“I know you’ve never done anything like this before, but I’m sure you can handle it.” There’s nothing to raise a team member’s stress level like hearing this phrase. Everyone wants the chance to improve their skills, but is it really fair to put someone in that position without adequate preparation or training?

“Just come up with something, and we’ll see if it fits.” The issue with this phrase is lack of clarity, and we all know how that ends up. If you don’t have an idea about the result you want, then how can the assignee deliver it?

“That’s not the way I would have done it.” A “my way or the highway” approach leads you directly to micromanagement and discourages others from taking responsibility for tasks and achievements – and that’s the whole point of delegation. OK, so you would have taken another route, but as long as the solution works, does it matter if your colleague did things differently?

“You should have shown me it before the deadline…” Your goals might be crystal clear, but the only way to know if you’re on track to meet them is to set up milestones and checkpoints with the assignee, so you are not disappointed on the project delivery date. Do this, and you can get rid of issues before they become major problems.

When Should I Replace a Team Member?

Your project team is the key to concluding any project successfully. The right team members will enhance communication, ensure that each task is completed sequentially, and that the necessary value is delivered at the end of the project. However, things aren’t always so streamlined and smooth.

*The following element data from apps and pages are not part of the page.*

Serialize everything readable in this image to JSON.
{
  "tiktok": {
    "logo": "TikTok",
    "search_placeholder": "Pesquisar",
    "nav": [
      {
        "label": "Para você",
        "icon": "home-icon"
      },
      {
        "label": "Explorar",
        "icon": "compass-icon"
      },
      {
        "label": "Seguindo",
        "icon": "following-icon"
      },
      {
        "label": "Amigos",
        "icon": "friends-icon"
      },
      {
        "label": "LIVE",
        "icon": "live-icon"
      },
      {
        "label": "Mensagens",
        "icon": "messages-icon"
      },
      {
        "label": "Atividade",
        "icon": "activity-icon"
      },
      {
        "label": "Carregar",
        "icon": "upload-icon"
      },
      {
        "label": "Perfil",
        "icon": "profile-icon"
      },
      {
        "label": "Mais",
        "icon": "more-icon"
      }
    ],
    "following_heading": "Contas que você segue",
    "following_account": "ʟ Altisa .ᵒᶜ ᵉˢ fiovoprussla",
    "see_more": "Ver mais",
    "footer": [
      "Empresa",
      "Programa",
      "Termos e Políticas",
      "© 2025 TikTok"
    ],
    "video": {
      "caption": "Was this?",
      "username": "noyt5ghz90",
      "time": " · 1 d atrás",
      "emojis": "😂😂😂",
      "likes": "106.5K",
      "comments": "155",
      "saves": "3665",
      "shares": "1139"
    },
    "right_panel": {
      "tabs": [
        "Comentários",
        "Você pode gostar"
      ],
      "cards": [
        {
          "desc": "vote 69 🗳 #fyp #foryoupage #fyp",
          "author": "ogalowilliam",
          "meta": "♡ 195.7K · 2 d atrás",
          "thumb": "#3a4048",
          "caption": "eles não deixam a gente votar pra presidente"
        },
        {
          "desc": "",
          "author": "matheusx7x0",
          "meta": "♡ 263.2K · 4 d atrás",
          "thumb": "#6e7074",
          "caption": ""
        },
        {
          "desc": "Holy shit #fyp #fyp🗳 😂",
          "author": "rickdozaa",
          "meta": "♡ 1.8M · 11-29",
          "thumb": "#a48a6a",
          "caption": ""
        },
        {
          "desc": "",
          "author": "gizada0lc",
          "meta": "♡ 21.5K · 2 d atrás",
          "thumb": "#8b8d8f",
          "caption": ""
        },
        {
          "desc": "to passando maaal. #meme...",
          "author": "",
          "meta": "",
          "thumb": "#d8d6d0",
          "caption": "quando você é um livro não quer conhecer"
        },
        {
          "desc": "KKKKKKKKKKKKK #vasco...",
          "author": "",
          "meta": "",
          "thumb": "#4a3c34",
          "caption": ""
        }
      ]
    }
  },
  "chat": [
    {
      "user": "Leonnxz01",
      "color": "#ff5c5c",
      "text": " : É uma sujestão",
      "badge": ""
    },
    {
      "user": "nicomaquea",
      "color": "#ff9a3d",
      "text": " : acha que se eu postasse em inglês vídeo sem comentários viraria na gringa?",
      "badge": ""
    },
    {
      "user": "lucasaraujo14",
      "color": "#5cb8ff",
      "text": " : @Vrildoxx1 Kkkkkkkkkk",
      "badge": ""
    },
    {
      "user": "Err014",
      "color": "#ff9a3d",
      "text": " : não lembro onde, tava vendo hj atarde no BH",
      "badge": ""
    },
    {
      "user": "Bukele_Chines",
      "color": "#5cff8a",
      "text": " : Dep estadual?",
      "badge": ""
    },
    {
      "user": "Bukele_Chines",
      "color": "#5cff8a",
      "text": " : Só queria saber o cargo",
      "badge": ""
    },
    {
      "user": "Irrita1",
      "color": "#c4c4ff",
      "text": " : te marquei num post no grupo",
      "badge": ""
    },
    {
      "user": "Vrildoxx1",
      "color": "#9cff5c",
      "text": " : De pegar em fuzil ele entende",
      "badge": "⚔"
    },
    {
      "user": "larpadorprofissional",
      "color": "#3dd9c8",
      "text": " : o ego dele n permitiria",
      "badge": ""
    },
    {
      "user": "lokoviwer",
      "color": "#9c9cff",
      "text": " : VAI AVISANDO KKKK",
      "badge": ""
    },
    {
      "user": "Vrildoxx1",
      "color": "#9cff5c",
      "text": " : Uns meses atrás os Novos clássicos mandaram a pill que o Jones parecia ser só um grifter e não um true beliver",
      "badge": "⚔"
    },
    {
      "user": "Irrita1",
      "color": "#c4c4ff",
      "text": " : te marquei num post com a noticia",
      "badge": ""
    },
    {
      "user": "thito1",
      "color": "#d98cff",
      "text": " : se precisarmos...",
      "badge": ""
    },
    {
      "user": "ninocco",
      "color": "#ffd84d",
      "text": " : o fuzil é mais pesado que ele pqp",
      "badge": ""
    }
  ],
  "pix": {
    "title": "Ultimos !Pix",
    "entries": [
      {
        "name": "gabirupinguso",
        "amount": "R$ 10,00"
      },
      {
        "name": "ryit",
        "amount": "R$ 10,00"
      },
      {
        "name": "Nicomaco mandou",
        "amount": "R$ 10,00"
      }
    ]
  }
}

There can be problems within a project team, and knowing when (and how) to replace team members is very important.
Time and Performance
There are many different areas in which team members can become problems, but two of the more important are time and performance. For instance, if you have a high-performing team member, but one who is constantly late for work, takes over-long breaks or constantly leaves early, their value to your team is questionable at best. In fact, they may actually be costing you more than you think, while simultaneously reducing the value of your project.
Another key area is performance. Your team member might have the skills to get their job done (at least on the surface), but if they’re unable or unwilling to bring them to bear at all times, it might be best to part ways with them completely. After all, if they can’t use their skills to benefit the project, they don’t really offer much in the way of value.
Duration Issues
While replacing the person draining your project of success is important, it’s not always possible. For instance, if your project is very short term, replacing them might be impossible within the time remaining to you. In this type of situation, you’ll have to limp along with the team you currently have. The best option here is to coach the team member in question and try to improve the situation as much as possible while simultaneously ensuring that resentment and ill feelings don’t build up within the rest of the team.
Pitfalls in Replacing Team Members
While replacing a team member can be unavoidable in some situations, there are pitfalls that you’ll encounter. You’ll have to get past these in order to get your project back on track. One of the most important issues is finding a qualified replacement for the person you’re letting go. Depending on the skillset of the departing team member, this can range from relatively easy to almost impossible.
Yet another issue will be the time required to bring the new team member up to speed on the project (the learning curve). In most instances, this will take at least several days. However, if your project or the duties the new team member is taking on are extremely complex, you might see a significantly greater amount of time spent just in ensuring that he or she is completely on board.
Replacing a team member should always be your last resort. It can be difficult or impossible in some instances. Perhaps the ideal solution is to try to improve the work of the current member, though in some instances that’s not possible either. Think long and hard before you opt for replacement, though, as it can be very costly.